"Sibella", an extremely catchy song, waxes on a bizarre love affair where the narrator finds himself "strangely true" though "we don't make sense together". "Bathsheba Smiles" probably fits the mold of "hit" more than any other song on "Mock Tudor". It seems to explore the seductiveness of women with reference to the famous Biblical woman with whom King David committed adultery.
"Two Faced Love" bounces along happily and contains the great lines: "You don't make my blood run cold / You don't fit my jelly mold". "Hard on Me" features an anvil-pounding rhythym, teeth-gritting vocals and an unforgettable angst. Supposedly Thompson wrote it with his father in mind.
Next comes the album's most seriously funny song, "Crawl Back (Under My Stone)"; a claws-open rip at class society: "I want to be middle class / floor and ceilings made of glass / I just want to be free". "Uninhabited Man" darkly and broodingly continues the theme of insignificance and alientation. Not much humor in this one.
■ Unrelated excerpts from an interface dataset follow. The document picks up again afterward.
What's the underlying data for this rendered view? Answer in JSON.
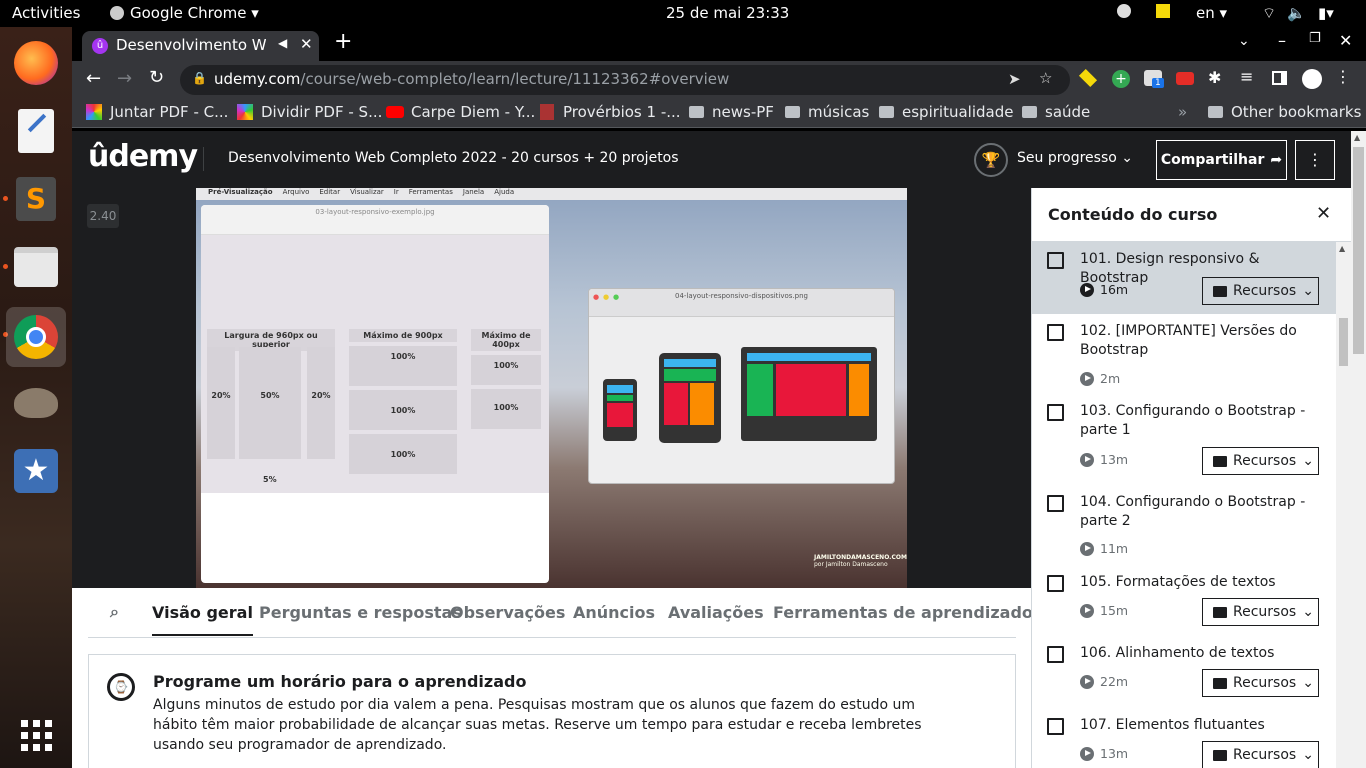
{
  "system": {
    "activities": "Activities",
    "app_name": "Google Chrome",
    "datetime": "25 de mai  23:33",
    "lang": "en"
  },
  "browser": {
    "tab_title": "Desenvolvimento Web",
    "url_domain": "udemy.com",
    "url_path": "/course/web-completo/learn/lecture/11123362#overview",
    "extension_badge": "1",
    "bookmarks": [
      "Juntar PDF - C...",
      "Dividir PDF - S...",
      "Carpe Diem - Y...",
      "Provérbios 1 -...",
      "news-PF",
      "músicas",
      "espiritualidade",
      "saúde"
    ],
    "other_bookmarks": "Other bookmarks"
  },
  "udemy": {
    "logo": "ûdemy",
    "course_title": "Desenvolvimento Web Completo 2022 - 20 cursos + 20 projetos",
    "progress_label": "Seu progresso",
    "share_label": "Compartilhar",
    "speed": "2.40"
  },
  "video": {
    "menu": [
      "Pré-Visualização",
      "Arquivo",
      "Editar",
      "Visualizar",
      "Ir",
      "Ferramentas",
      "Janela",
      "Ajuda"
    ],
    "doc_title": "03-layout-responsivo-exemplo.jpg",
    "col1": "Largura de 960px ou superior",
    "col2": "Máximo de 900px",
    "col3": "Máximo de 400px",
    "p20": "20%",
    "p50": "50%",
    "p100": "100%",
    "p5": "5%",
    "img2_title": "04-layout-responsivo-dispositivos.png",
    "watermark": "JAMILTONDAMASCENO.COM",
    "watermark_sub": "por Jamilton Damasceno"
  },
  "tabs": [
    "Visão geral",
    "Perguntas e respostas",
    "Observações",
    "Anúncios",
    "Avaliações",
    "Ferramentas de aprendizado"
  ],
  "reminder": {
    "title": "Programe um horário para o aprendizado",
    "body": "Alguns minutos de estudo por dia valem a pena. Pesquisas mostram que os alunos que fazem do estudo um hábito têm maior probabilidade de alcançar suas metas. Reserve um tempo para estudar e receba lembretes usando seu programador de aprendizado."
  },
  "sidebar": {
    "title": "Conteúdo do curso",
    "resources_label": "Recursos",
    "lectures": [
      {
        "title": "101. Design responsivo & Bootstrap",
        "duration": "16m"
      },
      {
        "title": "102. [IMPORTANTE] Versões do Bootstrap",
        "duration": "2m"
      },
      {
        "title": "103. Configurando o Bootstrap - parte 1",
        "duration": "13m"
      },
      {
        "title": "104. Configurando o Bootstrap - parte 2",
        "duration": "11m"
      },
      {
        "title": "105. Formatações de textos",
        "duration": "15m"
      },
      {
        "title": "106. Alinhamento de textos",
        "duration": "22m"
      },
      {
        "title": "107. Elementos flutuantes",
        "duration": "13m"
      }
    ]
  }
}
The next two songs deal with one of Thompson's favorite on-going themes: lost or broken love. Nearly every mortal ever born can identify with the heart-breaking "Dry My Tears And Move On". But thankfully we can bounce back from such dire episodes, as "Walking the Long Miles Home" reminds us.
"Sights and Sounds of London Town" is just what its title suggests. A series of lyrical vignettes about the life experiences of Londoners (lots of London references here). The appropriately dour "That's All, Amen, Close the Door" was written for English singer Sandy Denny (a former Fairport Convention member who died in 1978).
The album's closer sticks like glue: "Hope you Like The New Me". Thompson wrote this about those who had stolen music or money from him. The song's stark grim seriousness suggests Thompson's seriousness (though the song also has a dark humorous edge to it).
Surprisingly, after such a brilliant album, Thompson and Capitol split ways. Sadly, Thompson's sales have never been stellar (though he still has a very faithful following). Which goes to prove that sales and quality are totally different beasts. Luckily, "Mock Tudor" remains in print after most of Thompson's Capitol albums have disappeared from circulation. Most can easily be obtained from online auctions or used bins. Happily, Thompson perseveres and continues to record with smaller labels. Major label fallout could never stop a songwriting powerhouse like Thompson."